Many people who are blind do not use Braille, in part because new technologies have given them different ways to access text, said Mary Rosenberg, a lawyer with Access Living, a Chicago nonprofit that promotes disability rights.
“But yeah, it’s definitely a problem that people who need it, and who request Braille in various government forums, don’t receive it,” she said.
Mr. Delgado, who has been blind since birth, came to the United States when he was 16. He said he left his home in the Mexican state of Guerrero because he wanted better educational opportunities, and because his family feared the growing influence of drug cartels in his home city, Iguala.
Mr. Delgado and his relatives, who now have green cards, live in Pembroke Township, Ill., a rural area about 70 miles south of Chicago that is one of the poorest places in the state.
Mr. Delgado prepared meticulously for his citizenship test, which includes a civics exam with questions about American history and government and an English test that involves reading and writing.
He went to an optometrist for documentation to prove that he was blind. He requested a Braille reading test months ahead of his appointment.

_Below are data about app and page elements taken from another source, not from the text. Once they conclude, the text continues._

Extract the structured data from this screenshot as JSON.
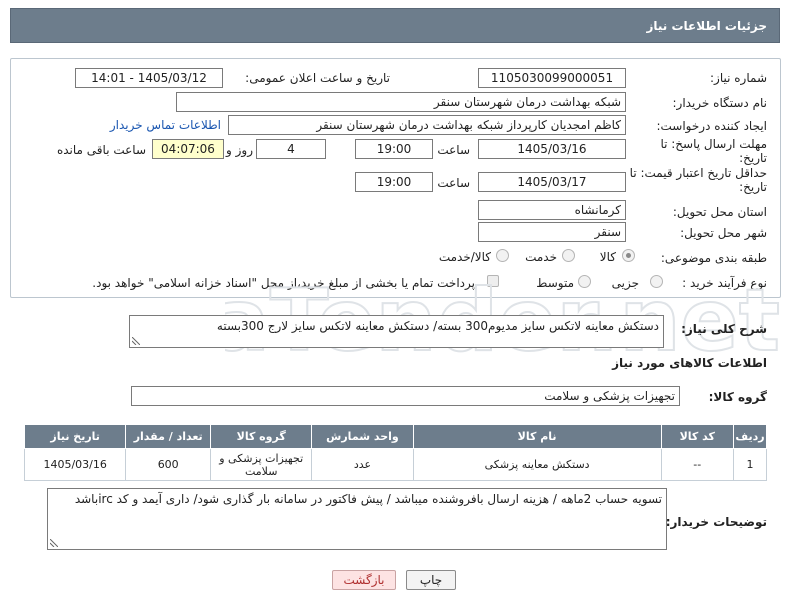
{
  "header": {
    "title": "جزئیات اطلاعات نیاز"
  },
  "form": {
    "need_number_label": "شماره نیاز:",
    "need_number": "1105030099000051",
    "announce_label": "تاریخ و ساعت اعلان عمومی:",
    "announce_value": "1405/03/12 - 14:01",
    "buyer_label": "نام دستگاه خریدار:",
    "buyer_value": "شبکه بهداشت درمان شهرستان سنقر",
    "creator_label": "ایجاد کننده درخواست:",
    "creator_value": "کاظم امجدیان کارپرداز شبکه بهداشت درمان شهرستان سنقر",
    "contact_link": "اطلاعات تماس خریدار",
    "reply_deadline_label": "مهلت ارسال پاسخ: تا تاریخ:",
    "reply_date": "1405/03/16",
    "time_label": "ساعت",
    "reply_time": "19:00",
    "days_value": "4",
    "days_label": "روز و",
    "remaining_time": "04:07:06",
    "remaining_label": "ساعت باقی مانده",
    "validity_label": "حداقل تاریخ اعتبار قیمت: تا تاریخ:",
    "validity_date": "1405/03/17",
    "validity_time": "19:00",
    "province_label": "استان محل تحویل:",
    "province_value": "کرمانشاه",
    "city_label": "شهر محل تحویل:",
    "city_value": "سنقر",
    "category_label": "طبقه بندی موضوعی:",
    "category_options": [
      "کالا",
      "خدمت",
      "کالا/خدمت"
    ],
    "category_selected": "کالا",
    "process_label": "نوع فرآیند خرید :",
    "process_options": [
      "جزیی",
      "متوسط"
    ],
    "payment_note": "پرداخت تمام یا بخشی از مبلغ خرید،از محل \"اسناد خزانه اسلامی\" خواهد بود."
  },
  "summary": {
    "label": "شرح کلی نیاز:",
    "value": "دستکش معاینه لاتکس سایز مدیوم300 بسته/ دستکش معاینه لاتکس سایز لارج 300بسته"
  },
  "goods": {
    "section_title": "اطلاعات کالاهای مورد نیاز",
    "group_label": "گروه کالا:",
    "group_value": "تجهیزات پزشکی و سلامت",
    "columns": [
      "ردیف",
      "کد کالا",
      "نام کالا",
      "واحد شمارش",
      "گروه کالا",
      "تعداد / مقدار",
      "تاریخ نیاز"
    ],
    "rows": [
      [
        "1",
        "--",
        "دستکش معاینه پزشکی",
        "عدد",
        "تجهیزات پزشکی و سلامت",
        "600",
        "1405/03/16"
      ]
    ]
  },
  "buyer_notes": {
    "label": "توضیحات خریدار:",
    "value": "تسویه حساب 2ماهه / هزینه ارسال بافروشنده میباشد / پیش فاکتور در سامانه بار گذاری شود/ داری آیمد و کد ircباشد"
  },
  "buttons": {
    "print": "چاپ",
    "back": "بازگشت"
  },
  "colors": {
    "header_bg": "#6d7d8c",
    "link": "#1a56b0",
    "remaining_bg": "#ffffcc",
    "back_button_bg": "#fde3e3"
  },
  "watermark": {
    "text": "AriaTender.net"
  }
}
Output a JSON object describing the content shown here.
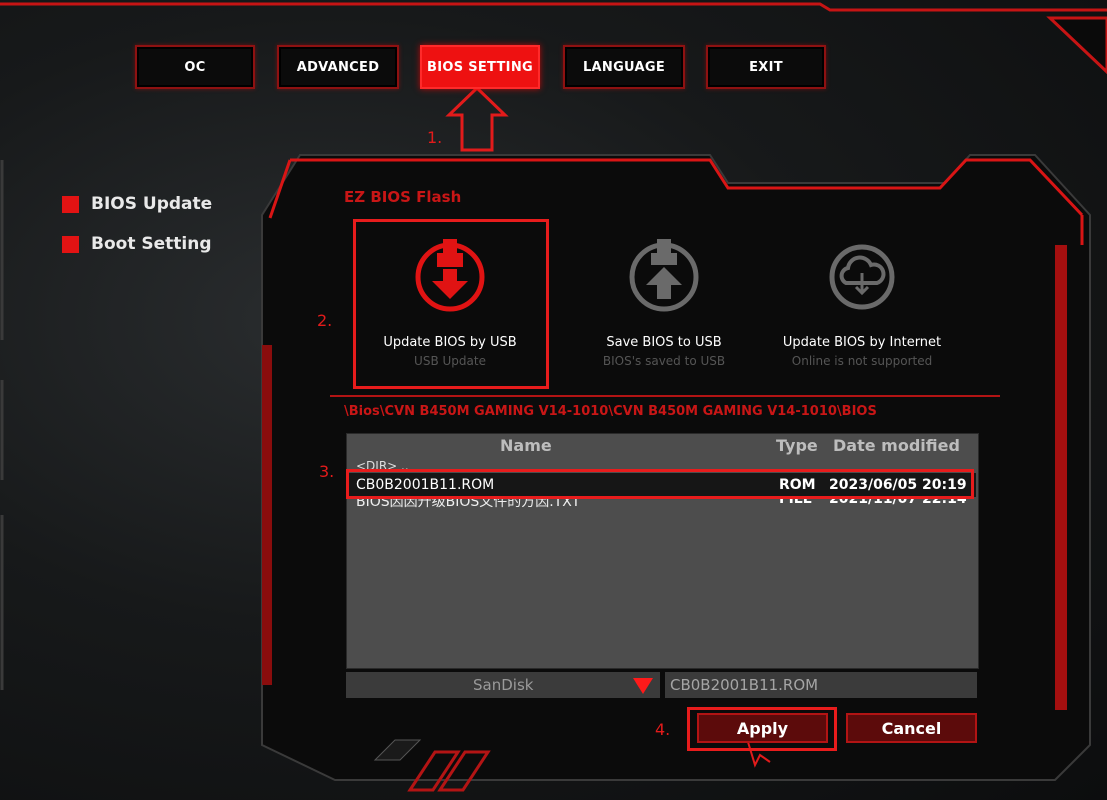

He scoured the Citizenship and Immigration Services website for practice tests and took every one he could find.
On May 21, the day of the exam, he traveled two hours on public transportation to the agency’s office in downtown Chicago. He said he aced the civics part of the test — no wrong answers — and completed some of the English exam orally.
But when it was time to test his reading skills, an agent told him that the agency did not have the materials in Braille and offered a version of the test in large print instead.
“And of course I had to say, ‘I’m totally blind,’” Mr. Delgado said.
The agent, he said, told him to go to another eye specialist — an ophthalmologist this time — within a month to get further proof of his blindness. But Mr. Delgado is uninsured.
“I had some doubts because I was wondering, ‘Why do they want me to visit another eye specialist?’” he said.
He made calls to Citizenship and Immigration Services and eventually was able to set up another appointment in Chicago on Sept. 17. Once there, agents told him they would probably be able to smooth things out so he could be naturalized.
So when the letter arrived at the post office last month, Mr. Delgado was hopeful — until his sister told him what it said.
“I felt like my world was crumbling,” he said.
That might have been the end of it. But Mr. Delgado shared his story with friends on social media, who encouraged him to contact news outlets. It worked: CBS Chicago first reported on his story last week. And this week, an agent with Citizenship and Immigration Services called Mr. Delgado to make another appointment, he said.
“I was astonished,” he said. “I didn’t know what to say.”
In its statement on Friday, Citizenship and Immigration Services said that it was “unable to comment on individual cases due to privacy protections,” so it is unclear what will happen when Mr. Delgado goes for his third appointment next week.
Mr. Delgado is not sure if he will be asked to take the English reading test in Braille, or at all.
But he has been cramming for the exam — again — just in case.